Most researchers do, via various means, use external sources of genomic data to power their research
When asked if they used externally sourced data for their research, the majority of respondents (95%) said they did. This is 8% more than the preliminary survey demonstrated, and 21% more than was determined by (or in) van Schaik et al ^1. The caveats in this comparison are mentioned in our original blog post. Nevertheless, we are seeing an increase in the number of researchers using externally sources data for their research.
As we saw before, the predominant method by which the recipients find this data is via repositories/databases. However, searching for data through publications, using the NCBI publication search engine PubMed, and Google is also popular. Interestingly, the percentage of respondents getting external data from collaborations was less than a quarter of what we saw in the preliminary survey, and double the number found data via word of mouth.
When we asked what steps in the process of finding external data researchers struggle with most, we again found they mostly included: finding the right kind of data; sifting through lots of data or publications; dealing with poor data descriptions; associating phenotypic/functional data with the raw data; procuring the data; and not having enough time.
8 out of 9 of the respondents who did not use externally sourced data, said they would consider using externally sourced data in their research if it was easier to find.
We further investigated this area by asking respondents what the major blockers they experience when trying to source external data to power their research. Predominantly they cited problems with: differences in data formatting; access, including restrictions to access the data and issues with programmatic access or downloading of the data; the need for multi-omics data.
When we started Repositive 2 years ago, we already knew about the problems with access to genomic data. It has been fundamental to us to stay connected to the genomics community and regularly receive their feedback, keeping our finger on the pulse so to say. If you feel you know something about problems with data access and re-use that we don't know, get in touch! We will listen to you, share your frustration, and together, we are sure, we will build solutions to some of the problems!
This survey has helped us to gain a deeper insight into the most popular tools and methods used in current genomics research. Most of the results we found in the preliminary survey were supported when we re-ran the survey on a larger cohort. We did find out some other interesting things however that were not revealed in the first round.

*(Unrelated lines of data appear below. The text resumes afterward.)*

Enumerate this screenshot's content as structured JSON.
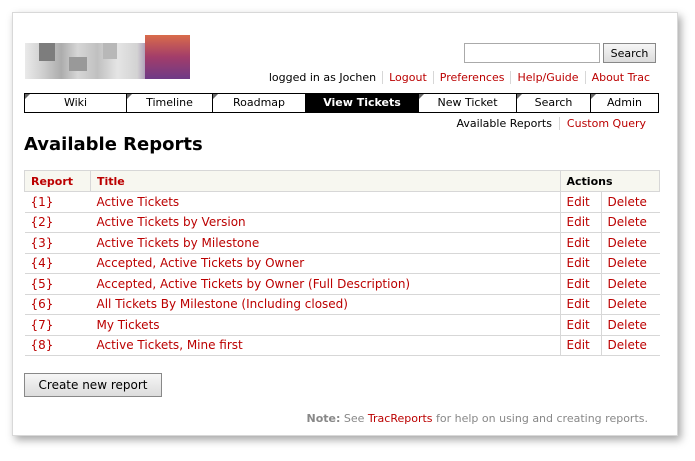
{
  "search": {
    "placeholder": "",
    "value": "",
    "button_label": "Search"
  },
  "metanav": {
    "logged_in": "logged in as Jochen",
    "items": [
      "Logout",
      "Preferences",
      "Help/Guide",
      "About Trac"
    ]
  },
  "mainnav": {
    "tabs": [
      "Wiki",
      "Timeline",
      "Roadmap",
      "View Tickets",
      "New Ticket",
      "Search",
      "Admin"
    ],
    "active": "View Tickets"
  },
  "ctxnav": {
    "current": "Available Reports",
    "link": "Custom Query"
  },
  "page": {
    "title": "Available Reports"
  },
  "table": {
    "headers": {
      "report": "Report",
      "title": "Title",
      "actions": "Actions"
    },
    "rows": [
      {
        "id": "{1}",
        "title": "Active Tickets",
        "edit": "Edit",
        "delete": "Delete"
      },
      {
        "id": "{2}",
        "title": "Active Tickets by Version",
        "edit": "Edit",
        "delete": "Delete"
      },
      {
        "id": "{3}",
        "title": "Active Tickets by Milestone",
        "edit": "Edit",
        "delete": "Delete"
      },
      {
        "id": "{4}",
        "title": "Accepted, Active Tickets by Owner",
        "edit": "Edit",
        "delete": "Delete"
      },
      {
        "id": "{5}",
        "title": "Accepted, Active Tickets by Owner (Full Description)",
        "edit": "Edit",
        "delete": "Delete"
      },
      {
        "id": "{6}",
        "title": "All Tickets By Milestone (Including closed)",
        "edit": "Edit",
        "delete": "Delete"
      },
      {
        "id": "{7}",
        "title": "My Tickets",
        "edit": "Edit",
        "delete": "Delete"
      },
      {
        "id": "{8}",
        "title": "Active Tickets, Mine first",
        "edit": "Edit",
        "delete": "Delete"
      }
    ]
  },
  "create_button": "Create new report",
  "note": {
    "label": "Note:",
    "pre": " See ",
    "link": "TracReports",
    "post": " for help on using and creating reports."
  },
  "colors": {
    "link": "#bb0000",
    "active_tab": "#000000",
    "header_bg": "#f7f7f0"
  }
}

We discovered that, alongside the previously found popularity of Ensembl and R, Samtools is consistently used by a wide set of respondents. The bottom line however is still that there is a long list of tools and softwares with a small and distinct user base.
As before for variant analysis, reference genomes are still the most used type of reference datasets, and most researchers are using their 'ideal' type of reference data. We did find in this second survey, however, that of those respondents who are not using their 'ideal' datasets, mostly they would prefer to be using variant data from control groups.
We supported our original findings that the genomics researchers involved in this survey predominantly use external data to power their research. They mainly find this data by searching in databases/repositories, on google or by reading publications sourced through PubMed. However, there are many steps in the workflow of finding external data that researchers struggle with and there for some there are blockers that restrain their work. These blockers were mainly to do with the formatting of the data or the inability to gain access to this data.<br>
^1: Van Schaik TA, Kovalevskaya NV, Protopapas E, Wahid H, Nielsen FGG. The need to redefine genomic data sharing: A focus on data accessibility. Applied and Translational Genomics. 2014 | doi:10.1016/j.atg.2014.09.013